On Sun, Oct 30, 2011 at 8:11 PM, Mike Meyer <mwm@mired.org> wrote:
Any attempt to mutate an object that isn't currently locked will raise
an exception. Possibly ValueError, possibly a new exception class just
for this purpose. This includes rebinding attributes of objects that
aren't locked.

Do you mean that at any time attempting to mutate an unlocked object throws an exception? That would mean that all of my current code is broken. Do you mean, that inside the control of 'locking', you can't mutate an unlocked object? That still breaks lots of code that is safe. You can't use itertools.cycle anymore until that's updated in a completely unnecessary way:

def cycle(iterable):
    # cycle('ABCD') --> A B C D A B C D A B C D ...
    saved = []
    for element in iterable:
        yield element
        saved.append(element)  # throws an exception when called on a locked iterable
    while saved:
        for element in saved:
              yield element

I think the semantics of this need to be tightened up. Furthermore, merely *reading* an object that isn't locked can cause problems. This code is not thread-safe:

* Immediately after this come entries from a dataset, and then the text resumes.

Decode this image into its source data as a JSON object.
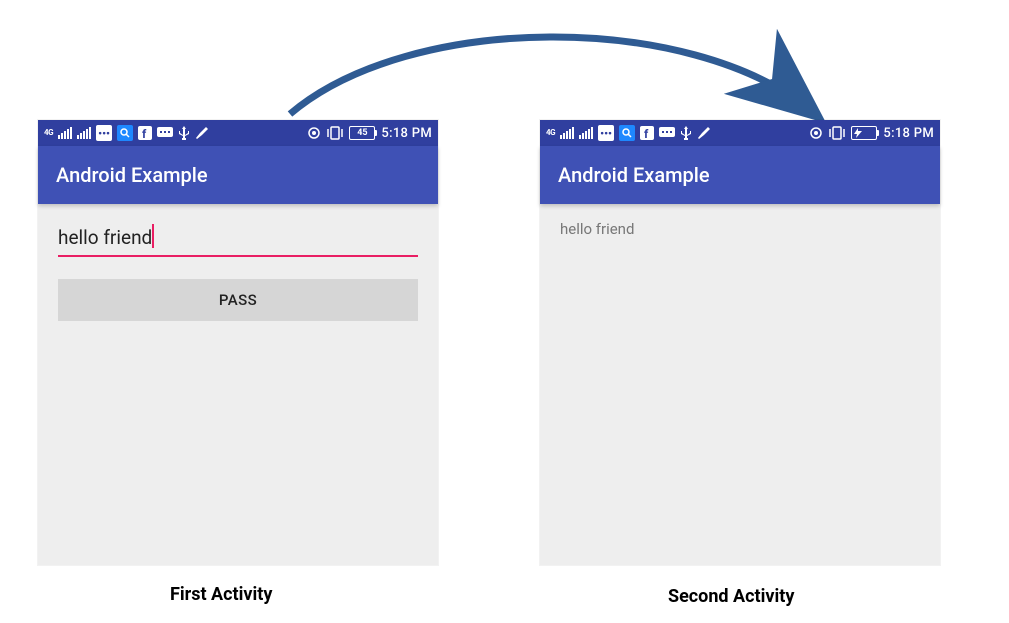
{
  "screens": {
    "first": {
      "statusbar": {
        "network_label": "4G",
        "battery_text": "45",
        "time": "5:18 PM"
      },
      "appbar": {
        "title": "Android Example"
      },
      "input": {
        "value": "hello friend"
      },
      "button": {
        "label": "PASS"
      }
    },
    "second": {
      "statusbar": {
        "network_label": "4G",
        "time": "5:18 PM"
      },
      "appbar": {
        "title": "Android Example"
      },
      "result_text": "hello friend"
    }
  },
  "captions": {
    "first": "First Activity",
    "second": "Second Activity"
  },
  "colors": {
    "primary": "#3f51b5",
    "primary_dark": "#303f9f",
    "accent": "#e91e63",
    "screen_bg": "#eeeeee",
    "button_bg": "#d6d6d6"
  }
}
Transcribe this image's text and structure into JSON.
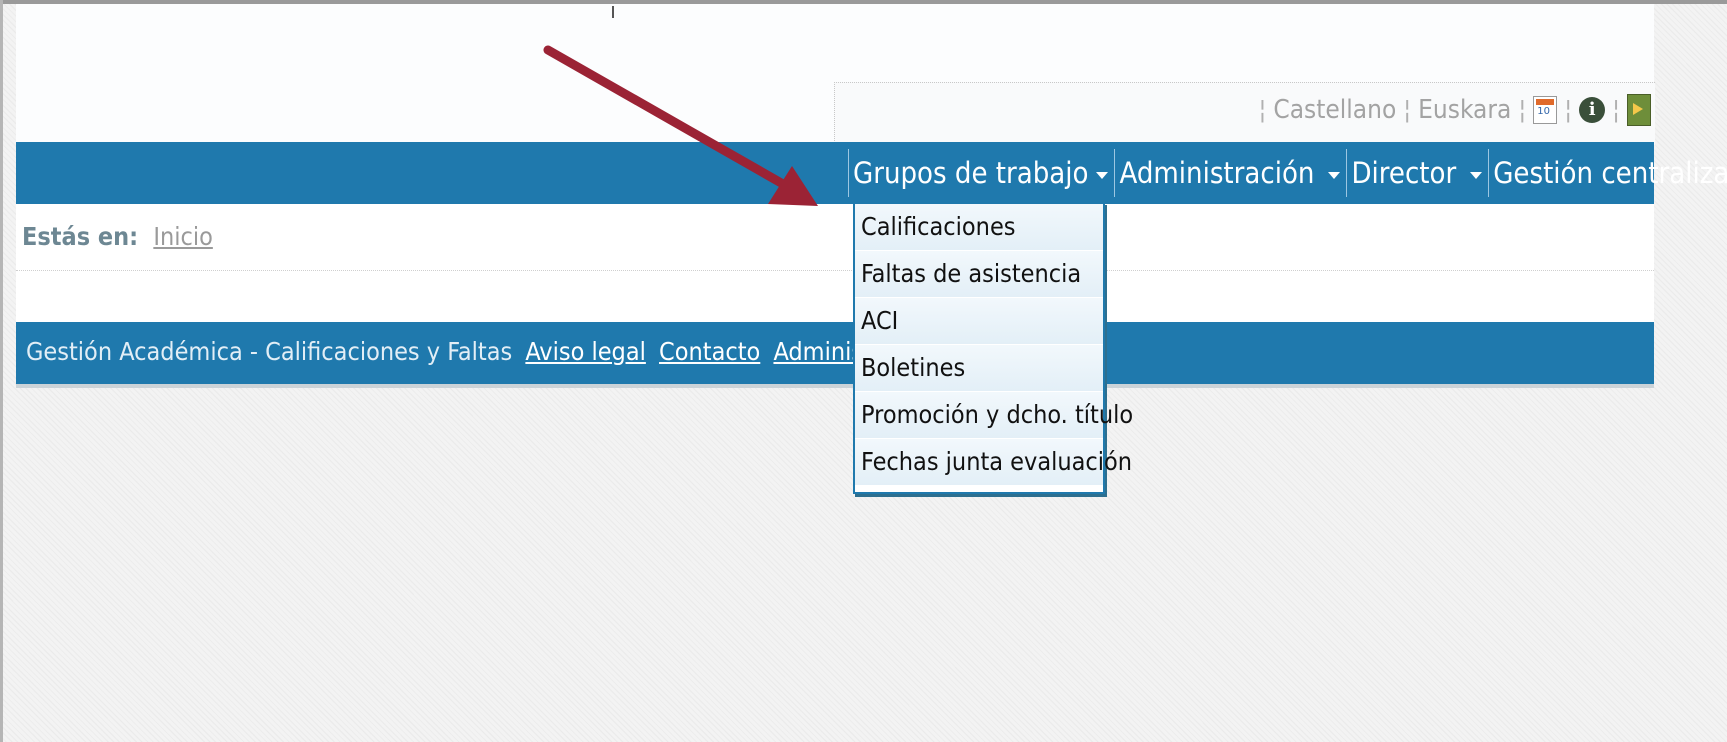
{
  "top_links": {
    "languages": [
      "Castellano",
      "Euskara"
    ],
    "icons": [
      "calendar-icon",
      "info-icon",
      "exit-icon"
    ]
  },
  "nav": {
    "menus": [
      {
        "label": "Grupos de trabajo"
      },
      {
        "label": "Administración"
      },
      {
        "label": "Director"
      },
      {
        "label": "Gestión centralizada"
      }
    ]
  },
  "dropdown": {
    "items": [
      "Calificaciones",
      "Faltas de asistencia",
      "ACI",
      "Boletines",
      "Promoción y dcho. título",
      "Fechas junta evaluación"
    ]
  },
  "breadcrumb": {
    "label": "Estás en:",
    "link": "Inicio"
  },
  "footer": {
    "text": "Gestión Académica - Calificaciones y Faltas",
    "links": [
      "Aviso legal",
      "Contacto",
      "Administración"
    ]
  },
  "colors": {
    "nav_blue": "#1f79ad",
    "annotation_arrow": "#9b2335"
  }
}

    if element in dictionary: return dictionary[element] 

so you have to decide how much safety you want and what cost we're willing to pay for this.

--- Bruce